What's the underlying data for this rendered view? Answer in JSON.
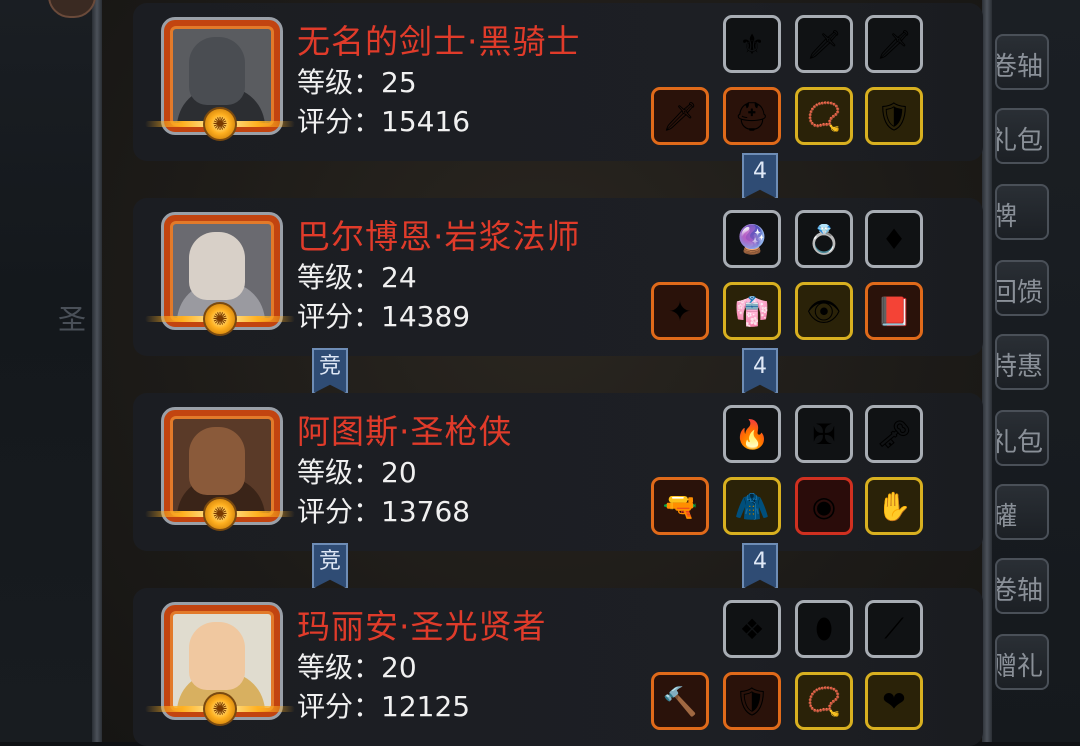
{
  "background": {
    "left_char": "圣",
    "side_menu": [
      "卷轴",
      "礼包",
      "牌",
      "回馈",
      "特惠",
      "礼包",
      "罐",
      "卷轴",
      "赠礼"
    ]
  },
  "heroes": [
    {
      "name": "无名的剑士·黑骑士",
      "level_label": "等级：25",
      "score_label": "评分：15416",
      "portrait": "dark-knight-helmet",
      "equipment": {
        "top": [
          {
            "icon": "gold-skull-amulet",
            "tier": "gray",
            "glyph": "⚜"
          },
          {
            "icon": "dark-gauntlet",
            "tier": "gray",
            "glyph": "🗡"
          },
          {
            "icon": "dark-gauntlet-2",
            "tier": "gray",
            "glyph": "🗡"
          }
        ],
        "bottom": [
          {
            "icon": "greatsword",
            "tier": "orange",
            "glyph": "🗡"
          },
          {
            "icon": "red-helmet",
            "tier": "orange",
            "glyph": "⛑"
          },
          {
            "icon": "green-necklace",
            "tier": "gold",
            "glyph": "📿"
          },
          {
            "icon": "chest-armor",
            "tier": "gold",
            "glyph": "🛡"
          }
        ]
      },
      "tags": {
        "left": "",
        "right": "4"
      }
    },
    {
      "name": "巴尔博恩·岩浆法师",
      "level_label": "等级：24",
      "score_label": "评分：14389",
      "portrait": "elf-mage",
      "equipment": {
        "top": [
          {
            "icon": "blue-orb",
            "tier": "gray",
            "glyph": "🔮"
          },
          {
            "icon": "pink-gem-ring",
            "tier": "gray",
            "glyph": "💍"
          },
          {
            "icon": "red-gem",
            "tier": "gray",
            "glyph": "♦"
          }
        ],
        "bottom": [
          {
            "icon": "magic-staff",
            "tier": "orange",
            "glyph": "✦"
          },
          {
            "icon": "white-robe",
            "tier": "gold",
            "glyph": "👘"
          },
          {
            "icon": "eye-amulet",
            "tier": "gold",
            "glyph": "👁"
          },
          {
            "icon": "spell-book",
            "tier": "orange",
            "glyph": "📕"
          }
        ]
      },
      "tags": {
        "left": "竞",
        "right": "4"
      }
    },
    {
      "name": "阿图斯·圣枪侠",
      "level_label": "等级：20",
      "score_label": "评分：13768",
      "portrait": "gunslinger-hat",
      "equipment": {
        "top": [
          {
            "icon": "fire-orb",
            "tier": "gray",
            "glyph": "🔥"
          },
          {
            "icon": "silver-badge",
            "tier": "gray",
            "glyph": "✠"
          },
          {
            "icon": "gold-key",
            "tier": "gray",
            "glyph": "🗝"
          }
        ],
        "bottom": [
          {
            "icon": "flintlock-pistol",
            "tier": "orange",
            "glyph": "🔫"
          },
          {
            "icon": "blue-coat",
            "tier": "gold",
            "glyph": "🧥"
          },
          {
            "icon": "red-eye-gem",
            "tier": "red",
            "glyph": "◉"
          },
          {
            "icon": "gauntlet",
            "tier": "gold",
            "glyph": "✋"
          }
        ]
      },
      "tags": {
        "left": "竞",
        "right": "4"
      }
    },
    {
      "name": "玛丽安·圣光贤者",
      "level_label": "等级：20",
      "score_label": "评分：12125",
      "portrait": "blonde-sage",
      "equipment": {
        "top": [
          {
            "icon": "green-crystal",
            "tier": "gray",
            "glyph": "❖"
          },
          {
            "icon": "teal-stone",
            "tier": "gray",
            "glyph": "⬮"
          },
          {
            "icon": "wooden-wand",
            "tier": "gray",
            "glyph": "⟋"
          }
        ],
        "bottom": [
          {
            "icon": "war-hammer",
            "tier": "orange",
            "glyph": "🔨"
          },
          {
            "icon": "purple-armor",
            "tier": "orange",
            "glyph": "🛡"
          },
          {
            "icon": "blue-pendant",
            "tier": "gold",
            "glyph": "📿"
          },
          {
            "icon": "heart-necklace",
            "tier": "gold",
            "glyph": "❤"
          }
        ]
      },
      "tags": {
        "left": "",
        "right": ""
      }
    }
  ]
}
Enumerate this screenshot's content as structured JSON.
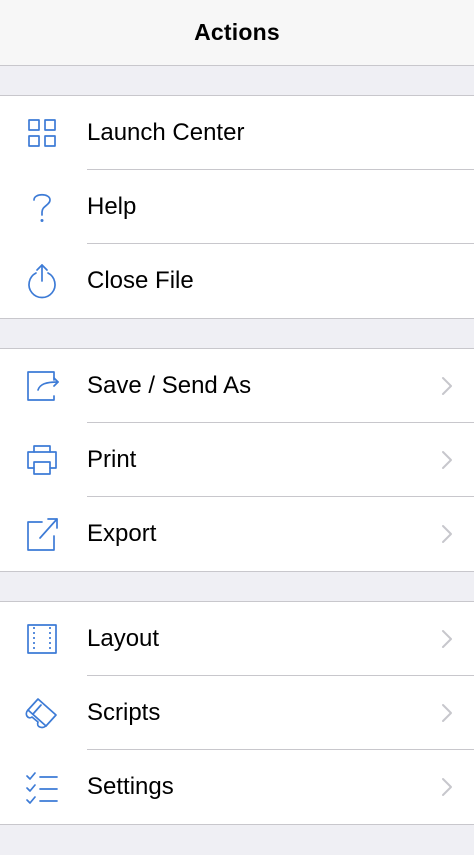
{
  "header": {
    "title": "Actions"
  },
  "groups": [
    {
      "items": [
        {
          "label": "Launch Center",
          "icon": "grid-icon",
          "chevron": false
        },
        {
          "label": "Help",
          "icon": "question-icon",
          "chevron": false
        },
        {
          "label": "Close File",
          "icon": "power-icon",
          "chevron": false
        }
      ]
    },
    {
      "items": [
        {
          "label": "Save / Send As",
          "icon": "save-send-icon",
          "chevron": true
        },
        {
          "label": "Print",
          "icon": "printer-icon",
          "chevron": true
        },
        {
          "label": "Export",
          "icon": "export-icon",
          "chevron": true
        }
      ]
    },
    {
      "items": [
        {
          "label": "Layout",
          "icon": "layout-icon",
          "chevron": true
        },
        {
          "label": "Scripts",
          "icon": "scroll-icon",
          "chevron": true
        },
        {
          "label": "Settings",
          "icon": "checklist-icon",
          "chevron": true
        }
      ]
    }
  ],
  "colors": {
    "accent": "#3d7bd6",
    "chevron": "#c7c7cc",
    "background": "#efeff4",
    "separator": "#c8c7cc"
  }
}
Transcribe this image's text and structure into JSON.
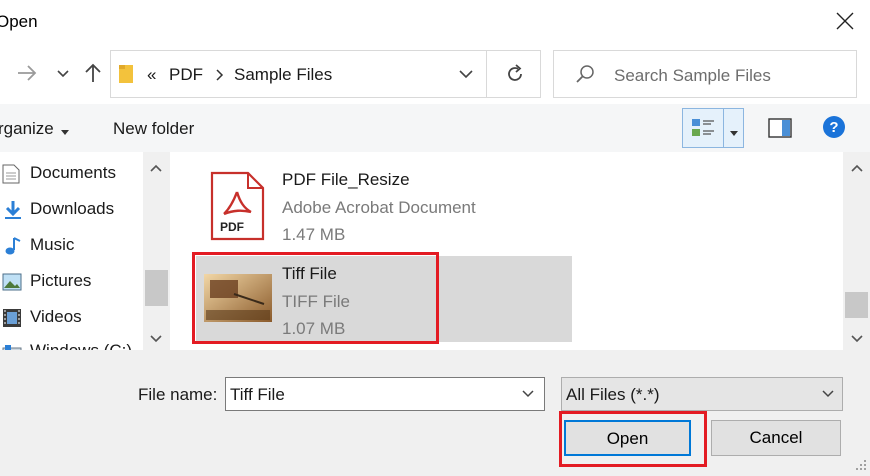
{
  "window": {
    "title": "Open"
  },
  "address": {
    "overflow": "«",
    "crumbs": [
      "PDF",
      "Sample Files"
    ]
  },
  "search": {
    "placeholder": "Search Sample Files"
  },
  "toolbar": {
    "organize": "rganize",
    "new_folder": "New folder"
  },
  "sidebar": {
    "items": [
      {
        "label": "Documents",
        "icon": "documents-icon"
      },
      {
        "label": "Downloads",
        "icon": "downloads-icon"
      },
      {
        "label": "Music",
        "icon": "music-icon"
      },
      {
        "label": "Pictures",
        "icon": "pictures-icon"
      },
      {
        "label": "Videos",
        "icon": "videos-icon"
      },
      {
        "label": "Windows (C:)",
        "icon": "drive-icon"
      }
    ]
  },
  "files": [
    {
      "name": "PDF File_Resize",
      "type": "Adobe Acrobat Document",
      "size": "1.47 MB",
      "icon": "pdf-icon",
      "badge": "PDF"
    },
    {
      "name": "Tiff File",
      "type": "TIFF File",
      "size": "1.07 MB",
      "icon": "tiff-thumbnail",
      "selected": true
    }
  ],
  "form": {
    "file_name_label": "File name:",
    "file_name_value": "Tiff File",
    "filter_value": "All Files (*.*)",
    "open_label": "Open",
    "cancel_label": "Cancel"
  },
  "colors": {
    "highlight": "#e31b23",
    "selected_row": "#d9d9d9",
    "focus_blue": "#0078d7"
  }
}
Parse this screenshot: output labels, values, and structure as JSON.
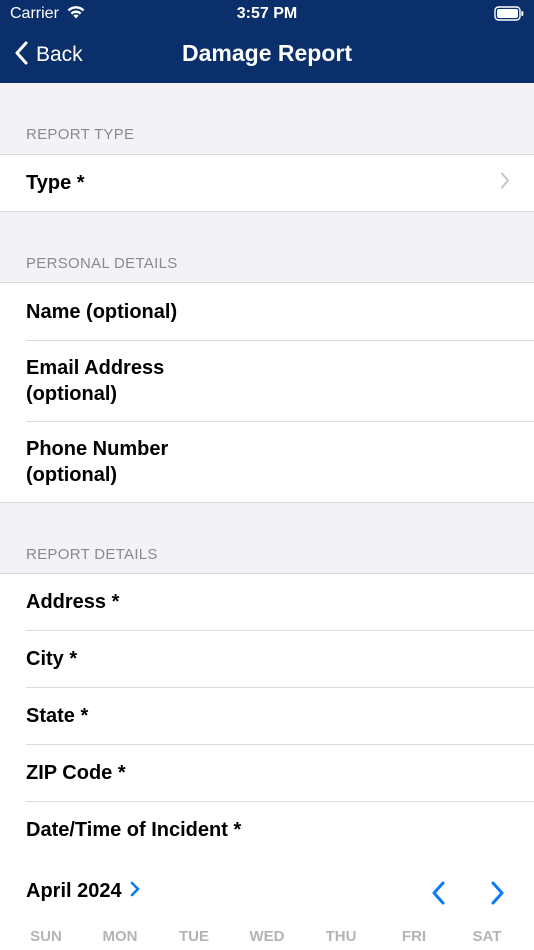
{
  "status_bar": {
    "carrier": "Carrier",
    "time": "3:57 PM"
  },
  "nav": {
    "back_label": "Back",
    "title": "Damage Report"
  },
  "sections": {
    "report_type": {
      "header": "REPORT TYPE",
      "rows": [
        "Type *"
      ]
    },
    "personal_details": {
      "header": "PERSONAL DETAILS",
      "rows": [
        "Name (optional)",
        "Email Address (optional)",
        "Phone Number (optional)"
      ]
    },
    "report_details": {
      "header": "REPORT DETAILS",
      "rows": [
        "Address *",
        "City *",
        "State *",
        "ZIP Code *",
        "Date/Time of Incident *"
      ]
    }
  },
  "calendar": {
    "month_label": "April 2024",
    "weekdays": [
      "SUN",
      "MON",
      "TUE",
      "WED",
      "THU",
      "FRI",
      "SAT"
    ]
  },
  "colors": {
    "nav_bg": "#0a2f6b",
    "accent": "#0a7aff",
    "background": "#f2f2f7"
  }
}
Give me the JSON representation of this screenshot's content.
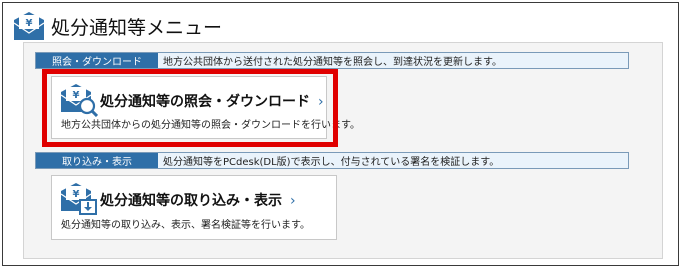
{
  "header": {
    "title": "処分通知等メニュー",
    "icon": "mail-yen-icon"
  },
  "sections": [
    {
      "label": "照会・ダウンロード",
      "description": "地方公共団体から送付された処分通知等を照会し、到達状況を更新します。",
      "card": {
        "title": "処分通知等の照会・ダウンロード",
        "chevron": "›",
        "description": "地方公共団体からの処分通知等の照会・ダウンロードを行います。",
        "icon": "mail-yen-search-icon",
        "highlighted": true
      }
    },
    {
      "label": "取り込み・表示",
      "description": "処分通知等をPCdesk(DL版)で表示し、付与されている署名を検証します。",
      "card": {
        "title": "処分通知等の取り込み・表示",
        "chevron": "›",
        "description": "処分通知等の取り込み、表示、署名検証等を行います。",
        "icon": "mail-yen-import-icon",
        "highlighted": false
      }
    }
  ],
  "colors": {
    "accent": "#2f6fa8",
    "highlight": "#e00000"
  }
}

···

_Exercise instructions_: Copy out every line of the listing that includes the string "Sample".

_Solved exercise_:
      "Sample Files"
    "placeholder": "Search Sample Files"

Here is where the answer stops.